* [Task to carry out]: Note every line in the entries that contains the string "ROBERT", and copy it.
((
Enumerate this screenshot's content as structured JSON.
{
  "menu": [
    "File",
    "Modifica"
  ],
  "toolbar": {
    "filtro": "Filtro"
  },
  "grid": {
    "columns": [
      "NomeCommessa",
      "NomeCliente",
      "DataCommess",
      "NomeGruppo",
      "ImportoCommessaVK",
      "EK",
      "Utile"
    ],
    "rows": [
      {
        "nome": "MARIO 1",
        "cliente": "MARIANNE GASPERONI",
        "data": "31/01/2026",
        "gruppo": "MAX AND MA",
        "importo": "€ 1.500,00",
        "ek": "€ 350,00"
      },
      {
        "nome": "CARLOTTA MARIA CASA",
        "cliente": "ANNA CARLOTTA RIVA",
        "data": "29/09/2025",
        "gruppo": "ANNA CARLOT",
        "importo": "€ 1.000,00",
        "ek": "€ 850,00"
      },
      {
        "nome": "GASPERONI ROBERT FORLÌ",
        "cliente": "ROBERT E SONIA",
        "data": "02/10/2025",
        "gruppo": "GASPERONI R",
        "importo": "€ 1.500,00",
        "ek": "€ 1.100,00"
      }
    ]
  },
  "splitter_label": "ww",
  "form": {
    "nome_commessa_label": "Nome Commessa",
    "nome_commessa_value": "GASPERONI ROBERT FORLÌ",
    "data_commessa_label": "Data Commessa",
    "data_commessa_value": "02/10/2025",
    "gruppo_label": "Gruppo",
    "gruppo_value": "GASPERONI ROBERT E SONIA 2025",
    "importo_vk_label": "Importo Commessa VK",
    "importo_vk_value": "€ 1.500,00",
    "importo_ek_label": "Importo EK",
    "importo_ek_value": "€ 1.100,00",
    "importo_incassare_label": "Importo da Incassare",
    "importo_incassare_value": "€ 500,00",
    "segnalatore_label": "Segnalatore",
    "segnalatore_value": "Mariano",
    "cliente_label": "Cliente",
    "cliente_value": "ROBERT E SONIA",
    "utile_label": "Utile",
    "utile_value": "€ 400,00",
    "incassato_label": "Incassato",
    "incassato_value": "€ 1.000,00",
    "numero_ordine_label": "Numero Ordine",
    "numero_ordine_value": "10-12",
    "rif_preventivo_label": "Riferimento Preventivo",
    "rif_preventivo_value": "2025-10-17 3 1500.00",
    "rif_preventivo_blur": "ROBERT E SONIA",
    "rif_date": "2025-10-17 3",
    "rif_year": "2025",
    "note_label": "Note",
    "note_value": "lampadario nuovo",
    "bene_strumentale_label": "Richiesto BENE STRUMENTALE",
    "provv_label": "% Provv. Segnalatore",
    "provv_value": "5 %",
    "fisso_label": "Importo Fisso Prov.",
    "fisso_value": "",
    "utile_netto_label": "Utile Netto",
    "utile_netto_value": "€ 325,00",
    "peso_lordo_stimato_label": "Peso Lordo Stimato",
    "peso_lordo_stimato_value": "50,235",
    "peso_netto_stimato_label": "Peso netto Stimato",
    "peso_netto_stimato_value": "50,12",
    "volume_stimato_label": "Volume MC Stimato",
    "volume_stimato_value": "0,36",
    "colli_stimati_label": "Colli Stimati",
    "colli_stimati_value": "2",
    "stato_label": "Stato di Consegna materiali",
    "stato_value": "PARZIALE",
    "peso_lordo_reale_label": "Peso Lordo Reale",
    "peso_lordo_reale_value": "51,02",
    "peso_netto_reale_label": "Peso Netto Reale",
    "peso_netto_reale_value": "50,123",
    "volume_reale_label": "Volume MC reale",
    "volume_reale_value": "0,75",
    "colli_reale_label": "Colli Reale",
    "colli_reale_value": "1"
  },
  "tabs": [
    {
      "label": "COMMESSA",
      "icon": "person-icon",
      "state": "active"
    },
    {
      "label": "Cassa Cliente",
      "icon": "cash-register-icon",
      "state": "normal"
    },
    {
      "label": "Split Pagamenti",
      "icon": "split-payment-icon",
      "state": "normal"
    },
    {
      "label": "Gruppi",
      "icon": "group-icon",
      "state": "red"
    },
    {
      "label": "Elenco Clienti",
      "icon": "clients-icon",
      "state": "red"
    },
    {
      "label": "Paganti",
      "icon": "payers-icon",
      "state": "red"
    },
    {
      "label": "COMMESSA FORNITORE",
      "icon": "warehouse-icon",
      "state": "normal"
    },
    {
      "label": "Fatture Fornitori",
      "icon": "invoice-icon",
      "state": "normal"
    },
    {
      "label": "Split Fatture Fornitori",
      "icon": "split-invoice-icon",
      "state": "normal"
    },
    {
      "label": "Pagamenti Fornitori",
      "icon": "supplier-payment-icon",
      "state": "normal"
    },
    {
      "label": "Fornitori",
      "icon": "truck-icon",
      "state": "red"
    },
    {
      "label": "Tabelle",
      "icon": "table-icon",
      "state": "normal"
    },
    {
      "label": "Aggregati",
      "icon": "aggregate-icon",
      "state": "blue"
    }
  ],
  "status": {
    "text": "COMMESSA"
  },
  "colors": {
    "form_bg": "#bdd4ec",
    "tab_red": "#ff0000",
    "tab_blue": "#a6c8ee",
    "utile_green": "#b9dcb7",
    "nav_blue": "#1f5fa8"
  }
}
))
* [Answer to this problem]:
        "nome": "GASPERONI ROBERT FORLÌ",
        "cliente": "ROBERT E SONIA",
    "nome_commessa_value": "GASPERONI ROBERT FORLÌ",
    "gruppo_value": "GASPERONI ROBERT E SONIA 2025",
    "cliente_value": "ROBERT E SONIA",
    "rif_preventivo_blur": "ROBERT E SONIA",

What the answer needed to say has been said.